* TASK INPUTS *

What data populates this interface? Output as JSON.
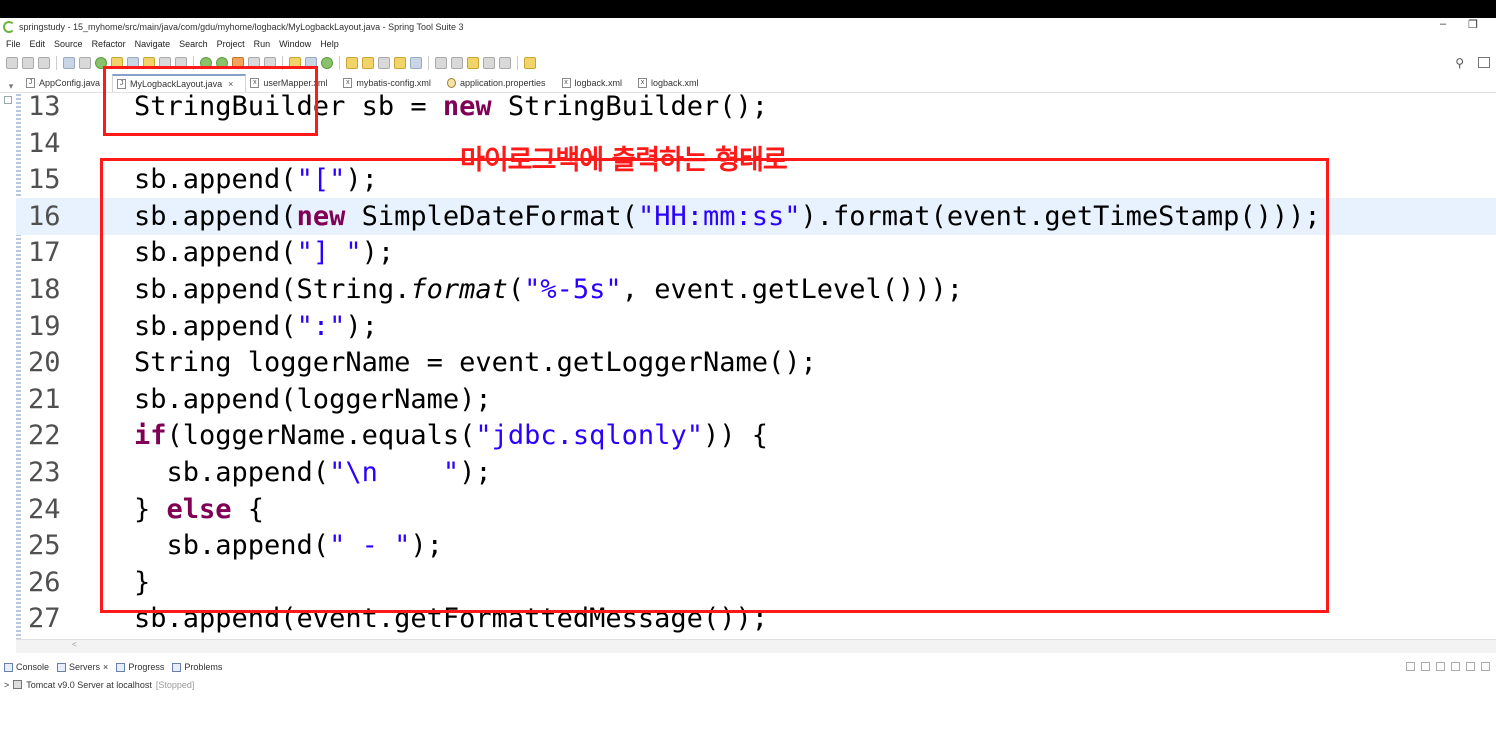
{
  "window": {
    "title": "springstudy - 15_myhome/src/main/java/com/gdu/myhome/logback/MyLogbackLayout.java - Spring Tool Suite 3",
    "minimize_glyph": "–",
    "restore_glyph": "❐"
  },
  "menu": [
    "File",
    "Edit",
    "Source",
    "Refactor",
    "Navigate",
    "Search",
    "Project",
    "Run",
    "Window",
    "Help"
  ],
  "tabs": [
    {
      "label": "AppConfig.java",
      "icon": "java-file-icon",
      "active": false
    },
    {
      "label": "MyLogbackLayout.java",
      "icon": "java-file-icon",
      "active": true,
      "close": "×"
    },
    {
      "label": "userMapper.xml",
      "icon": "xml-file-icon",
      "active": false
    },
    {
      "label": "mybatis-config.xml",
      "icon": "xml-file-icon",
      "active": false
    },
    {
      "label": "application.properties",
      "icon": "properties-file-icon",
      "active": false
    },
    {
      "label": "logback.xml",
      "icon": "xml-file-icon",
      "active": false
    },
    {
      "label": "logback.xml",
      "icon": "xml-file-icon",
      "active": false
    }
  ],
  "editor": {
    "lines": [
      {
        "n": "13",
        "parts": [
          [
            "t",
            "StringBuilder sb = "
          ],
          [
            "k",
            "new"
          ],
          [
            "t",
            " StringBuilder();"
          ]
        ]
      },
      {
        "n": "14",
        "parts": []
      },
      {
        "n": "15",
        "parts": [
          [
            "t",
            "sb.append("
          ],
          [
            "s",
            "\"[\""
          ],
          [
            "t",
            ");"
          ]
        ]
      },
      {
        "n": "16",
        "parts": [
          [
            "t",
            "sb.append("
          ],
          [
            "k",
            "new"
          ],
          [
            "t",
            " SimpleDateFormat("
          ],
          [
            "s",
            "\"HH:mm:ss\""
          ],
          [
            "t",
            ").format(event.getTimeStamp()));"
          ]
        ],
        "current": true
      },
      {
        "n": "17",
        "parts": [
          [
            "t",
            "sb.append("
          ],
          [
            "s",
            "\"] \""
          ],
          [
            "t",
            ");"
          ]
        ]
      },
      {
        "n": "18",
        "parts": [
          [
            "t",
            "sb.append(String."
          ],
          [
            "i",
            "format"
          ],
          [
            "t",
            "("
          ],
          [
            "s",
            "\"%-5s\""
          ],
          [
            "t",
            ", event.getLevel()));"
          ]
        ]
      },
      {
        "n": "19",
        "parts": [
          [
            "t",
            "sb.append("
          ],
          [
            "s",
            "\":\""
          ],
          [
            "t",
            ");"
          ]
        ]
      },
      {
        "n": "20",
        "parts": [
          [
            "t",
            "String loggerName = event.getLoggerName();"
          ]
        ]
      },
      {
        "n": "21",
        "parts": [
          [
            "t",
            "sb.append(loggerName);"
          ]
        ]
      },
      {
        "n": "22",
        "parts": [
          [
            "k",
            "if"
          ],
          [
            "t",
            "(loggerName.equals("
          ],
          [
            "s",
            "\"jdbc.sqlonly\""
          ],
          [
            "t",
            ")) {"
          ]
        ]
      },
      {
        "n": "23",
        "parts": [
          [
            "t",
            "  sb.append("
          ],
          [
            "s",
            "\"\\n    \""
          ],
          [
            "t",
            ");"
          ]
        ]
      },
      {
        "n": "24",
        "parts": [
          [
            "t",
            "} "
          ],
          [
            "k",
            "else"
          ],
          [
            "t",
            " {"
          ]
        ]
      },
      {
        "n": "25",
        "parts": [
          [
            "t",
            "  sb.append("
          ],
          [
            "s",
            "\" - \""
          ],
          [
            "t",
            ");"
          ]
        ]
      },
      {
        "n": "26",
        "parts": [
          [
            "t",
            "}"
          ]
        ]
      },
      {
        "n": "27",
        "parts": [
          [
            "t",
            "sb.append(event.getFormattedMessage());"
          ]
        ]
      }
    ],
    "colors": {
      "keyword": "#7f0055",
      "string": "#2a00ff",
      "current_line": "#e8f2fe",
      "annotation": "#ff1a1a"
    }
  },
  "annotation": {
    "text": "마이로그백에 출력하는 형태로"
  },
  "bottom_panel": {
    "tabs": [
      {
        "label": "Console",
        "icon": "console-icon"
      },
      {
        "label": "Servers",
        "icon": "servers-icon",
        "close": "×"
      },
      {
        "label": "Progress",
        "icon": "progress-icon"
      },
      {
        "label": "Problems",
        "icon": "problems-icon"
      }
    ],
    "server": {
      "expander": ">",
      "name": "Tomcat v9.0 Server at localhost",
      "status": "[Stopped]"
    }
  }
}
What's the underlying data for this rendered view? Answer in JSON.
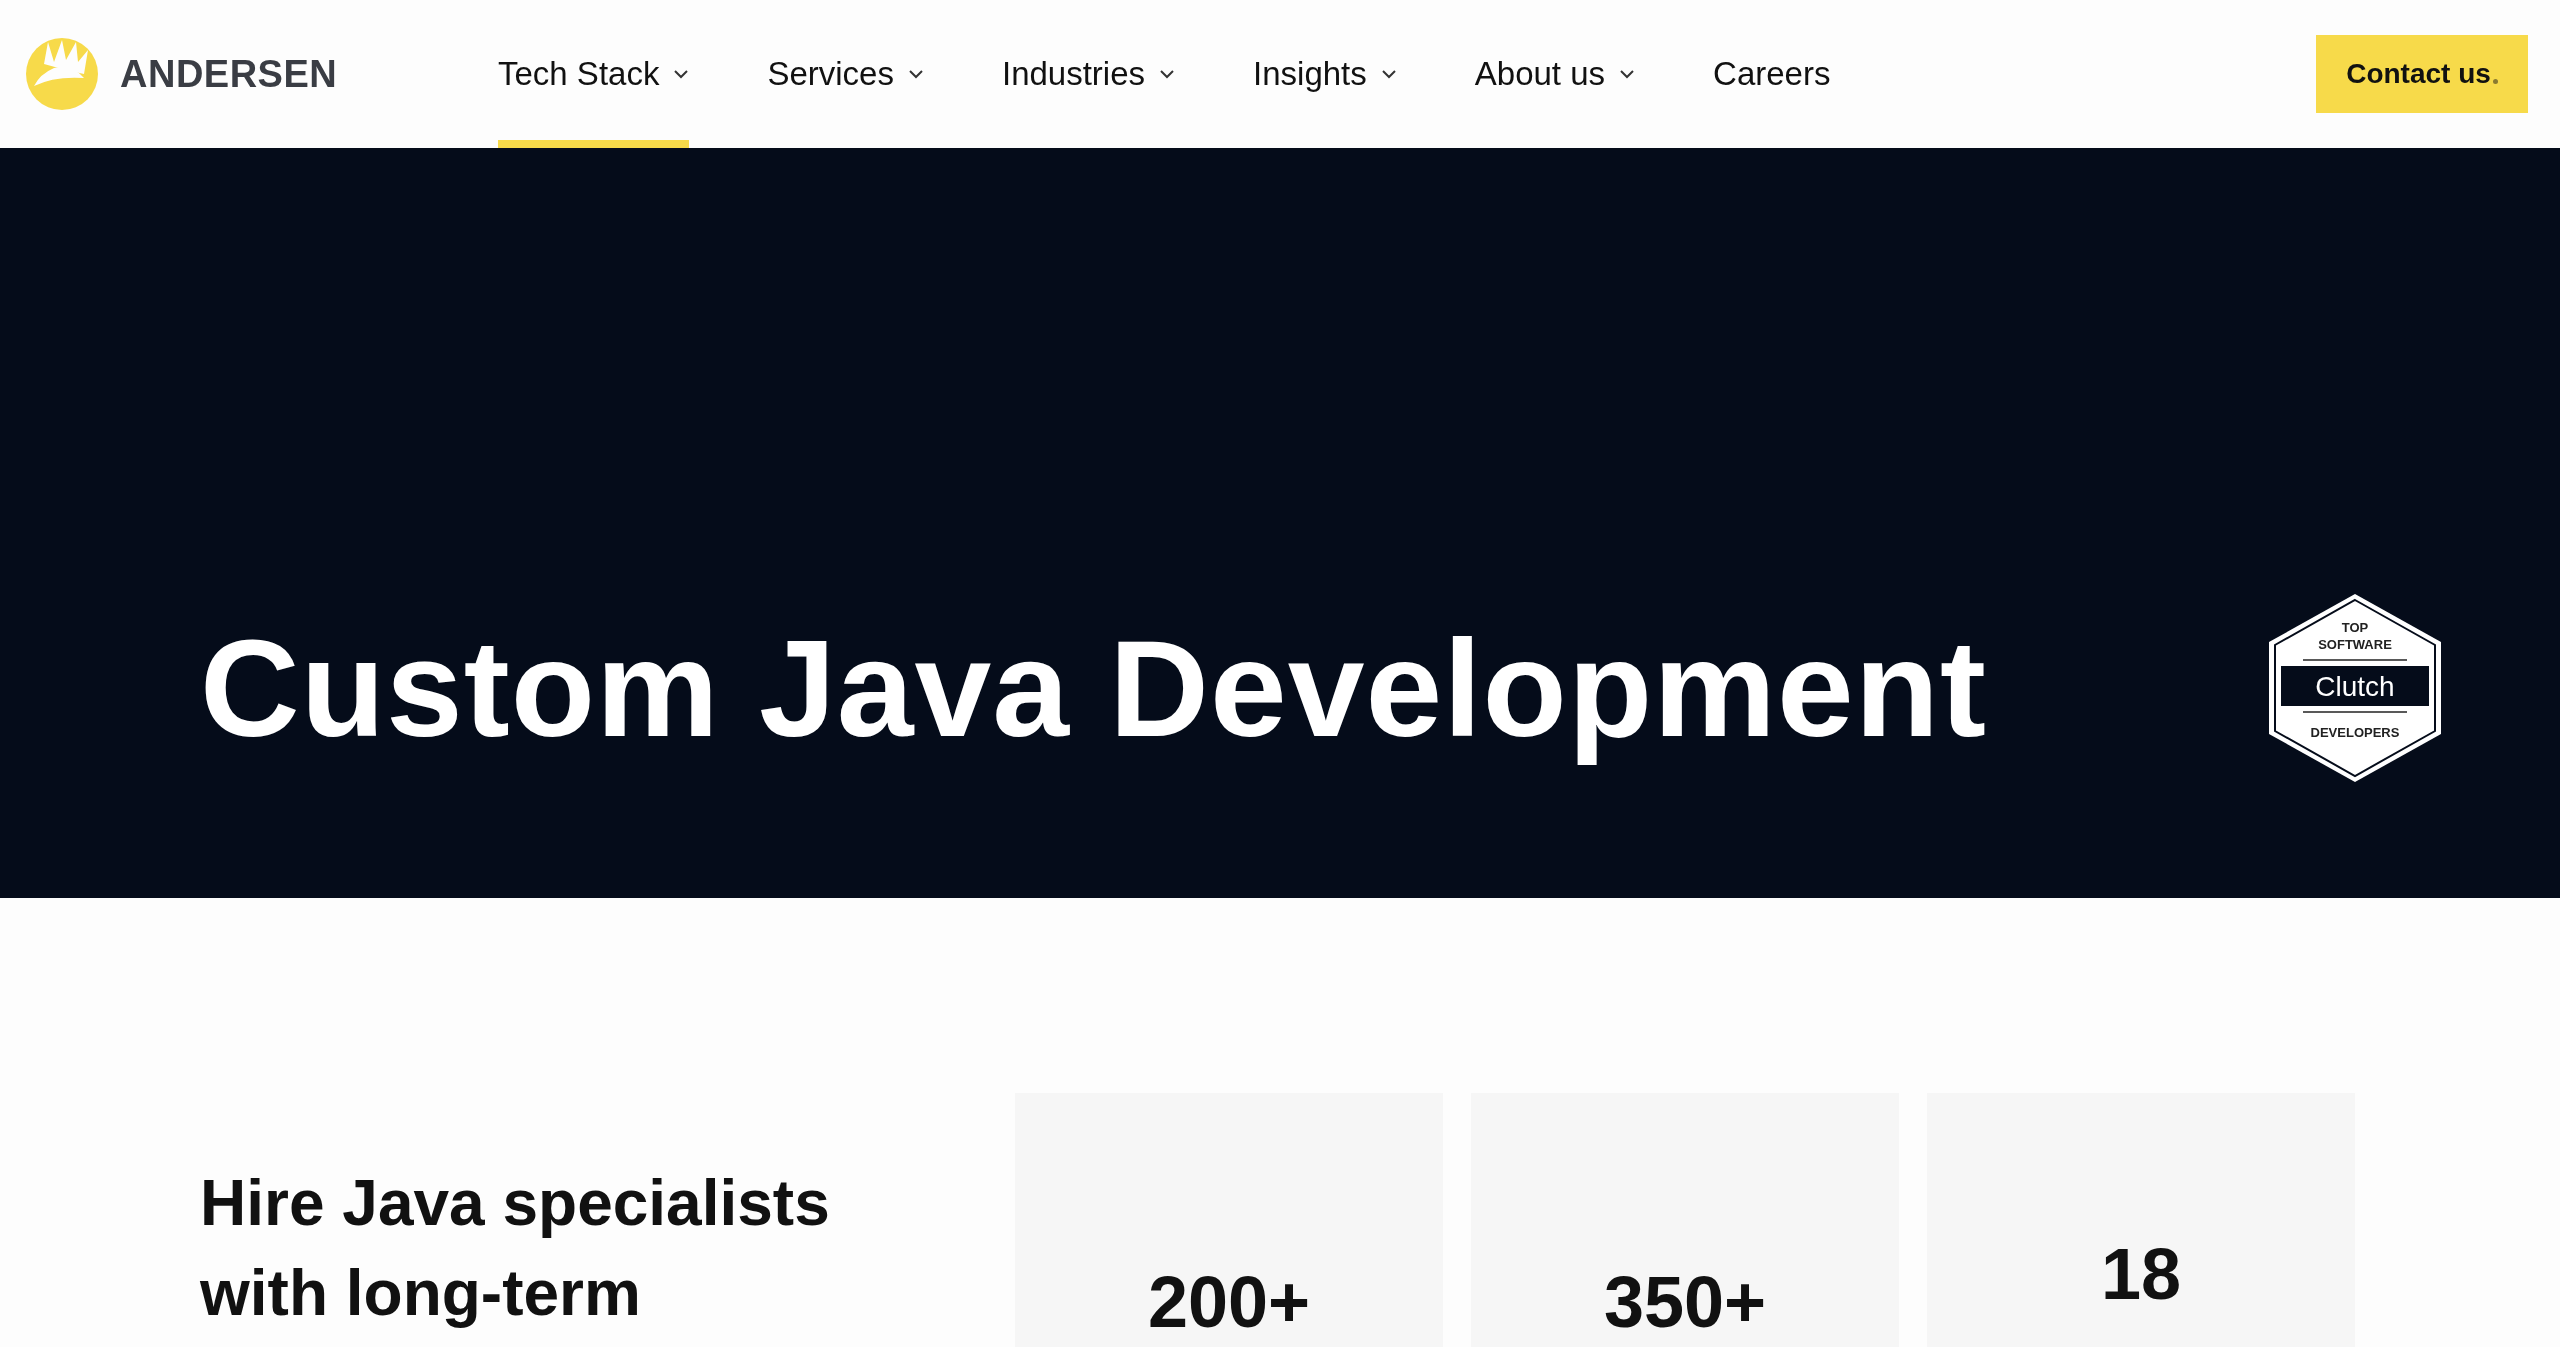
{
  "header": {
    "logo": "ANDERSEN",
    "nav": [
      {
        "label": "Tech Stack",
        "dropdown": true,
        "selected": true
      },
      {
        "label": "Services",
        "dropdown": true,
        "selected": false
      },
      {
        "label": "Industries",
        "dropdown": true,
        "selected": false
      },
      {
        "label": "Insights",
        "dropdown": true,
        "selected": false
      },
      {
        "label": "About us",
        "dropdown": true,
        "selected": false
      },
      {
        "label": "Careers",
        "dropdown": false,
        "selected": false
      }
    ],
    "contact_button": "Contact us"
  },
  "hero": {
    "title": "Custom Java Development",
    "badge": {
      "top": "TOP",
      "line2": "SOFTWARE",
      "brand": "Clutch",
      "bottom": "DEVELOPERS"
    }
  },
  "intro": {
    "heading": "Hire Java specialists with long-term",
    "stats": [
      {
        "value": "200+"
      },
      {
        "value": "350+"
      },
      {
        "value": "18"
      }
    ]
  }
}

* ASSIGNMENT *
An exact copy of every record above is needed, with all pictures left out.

* TASK ANSWER *
What data populates this interface? Output as JSON.
{
  "window": {
    "title": "springstudy - 15_myhome/src/main/java/com/gdu/myhome/logback/MyLogbackLayout.java - Spring Tool Suite 3",
    "minimize_glyph": "–",
    "restore_glyph": "❐"
  },
  "menu": [
    "File",
    "Edit",
    "Source",
    "Refactor",
    "Navigate",
    "Search",
    "Project",
    "Run",
    "Window",
    "Help"
  ],
  "tabs": [
    {
      "label": "AppConfig.java",
      "icon": "java-file-icon",
      "active": false
    },
    {
      "label": "MyLogbackLayout.java",
      "icon": "java-file-icon",
      "active": true,
      "close": "×"
    },
    {
      "label": "userMapper.xml",
      "icon": "xml-file-icon",
      "active": false
    },
    {
      "label": "mybatis-config.xml",
      "icon": "xml-file-icon",
      "active": false
    },
    {
      "label": "application.properties",
      "icon": "properties-file-icon",
      "active": false
    },
    {
      "label": "logback.xml",
      "icon": "xml-file-icon",
      "active": false
    },
    {
      "label": "logback.xml",
      "icon": "xml-file-icon",
      "active": false
    }
  ],
  "editor": {
    "lines": [
      {
        "n": "13",
        "parts": [
          [
            "t",
            "StringBuilder sb = "
          ],
          [
            "k",
            "new"
          ],
          [
            "t",
            " StringBuilder();"
          ]
        ]
      },
      {
        "n": "14",
        "parts": []
      },
      {
        "n": "15",
        "parts": [
          [
            "t",
            "sb.append("
          ],
          [
            "s",
            "\"[\""
          ],
          [
            "t",
            ");"
          ]
        ]
      },
      {
        "n": "16",
        "parts": [
          [
            "t",
            "sb.append("
          ],
          [
            "k",
            "new"
          ],
          [
            "t",
            " SimpleDateFormat("
          ],
          [
            "s",
            "\"HH:mm:ss\""
          ],
          [
            "t",
            ").format(event.getTimeStamp()));"
          ]
        ],
        "current": true
      },
      {
        "n": "17",
        "parts": [
          [
            "t",
            "sb.append("
          ],
          [
            "s",
            "\"] \""
          ],
          [
            "t",
            ");"
          ]
        ]
      },
      {
        "n": "18",
        "parts": [
          [
            "t",
            "sb.append(String."
          ],
          [
            "i",
            "format"
          ],
          [
            "t",
            "("
          ],
          [
            "s",
            "\"%-5s\""
          ],
          [
            "t",
            ", event.getLevel()));"
          ]
        ]
      },
      {
        "n": "19",
        "parts": [
          [
            "t",
            "sb.append("
          ],
          [
            "s",
            "\":\""
          ],
          [
            "t",
            ");"
          ]
        ]
      },
      {
        "n": "20",
        "parts": [
          [
            "t",
            "String loggerName = event.getLoggerName();"
          ]
        ]
      },
      {
        "n": "21",
        "parts": [
          [
            "t",
            "sb.append(loggerName);"
          ]
        ]
      },
      {
        "n": "22",
        "parts": [
          [
            "k",
            "if"
          ],
          [
            "t",
            "(loggerName.equals("
          ],
          [
            "s",
            "\"jdbc.sqlonly\""
          ],
          [
            "t",
            ")) {"
          ]
        ]
      },
      {
        "n": "23",
        "parts": [
          [
            "t",
            "  sb.append("
          ],
          [
            "s",
            "\"\\n    \""
          ],
          [
            "t",
            ");"
          ]
        ]
      },
      {
        "n": "24",
        "parts": [
          [
            "t",
            "} "
          ],
          [
            "k",
            "else"
          ],
          [
            "t",
            " {"
          ]
        ]
      },
      {
        "n": "25",
        "parts": [
          [
            "t",
            "  sb.append("
          ],
          [
            "s",
            "\" - \""
          ],
          [
            "t",
            ");"
          ]
        ]
      },
      {
        "n": "26",
        "parts": [
          [
            "t",
            "}"
          ]
        ]
      },
      {
        "n": "27",
        "parts": [
          [
            "t",
            "sb.append(event.getFormattedMessage());"
          ]
        ]
      }
    ],
    "colors": {
      "keyword": "#7f0055",
      "string": "#2a00ff",
      "current_line": "#e8f2fe",
      "annotation": "#ff1a1a"
    }
  },
  "annotation": {
    "text": "마이로그백에 출력하는 형태로"
  },
  "bottom_panel": {
    "tabs": [
      {
        "label": "Console",
        "icon": "console-icon"
      },
      {
        "label": "Servers",
        "icon": "servers-icon",
        "close": "×"
      },
      {
        "label": "Progress",
        "icon": "progress-icon"
      },
      {
        "label": "Problems",
        "icon": "problems-icon"
      }
    ],
    "server": {
      "expander": ">",
      "name": "Tomcat v9.0 Server at localhost",
      "status": "[Stopped]"
    }
  }
}
What's the underlying data for this rendered view? Answer in JSON.
{
  "header": {
    "logo": "ANDERSEN",
    "nav": [
      {
        "label": "Tech Stack",
        "dropdown": true,
        "selected": true
      },
      {
        "label": "Services",
        "dropdown": true,
        "selected": false
      },
      {
        "label": "Industries",
        "dropdown": true,
        "selected": false
      },
      {
        "label": "Insights",
        "dropdown": true,
        "selected": false
      },
      {
        "label": "About us",
        "dropdown": true,
        "selected": false
      },
      {
        "label": "Careers",
        "dropdown": false,
        "selected": false
      }
    ],
    "contact_button": "Contact us"
  },
  "hero": {
    "title": "Custom Java Development",
    "badge": {
      "top": "TOP",
      "line2": "SOFTWARE",
      "brand": "Clutch",
      "bottom": "DEVELOPERS"
    }
  },
  "intro": {
    "heading": "Hire Java specialists with long-term",
    "stats": [
      {
        "value": "200+"
      },
      {
        "value": "350+"
      },
      {
        "value": "18"
      }
    ]
  }
}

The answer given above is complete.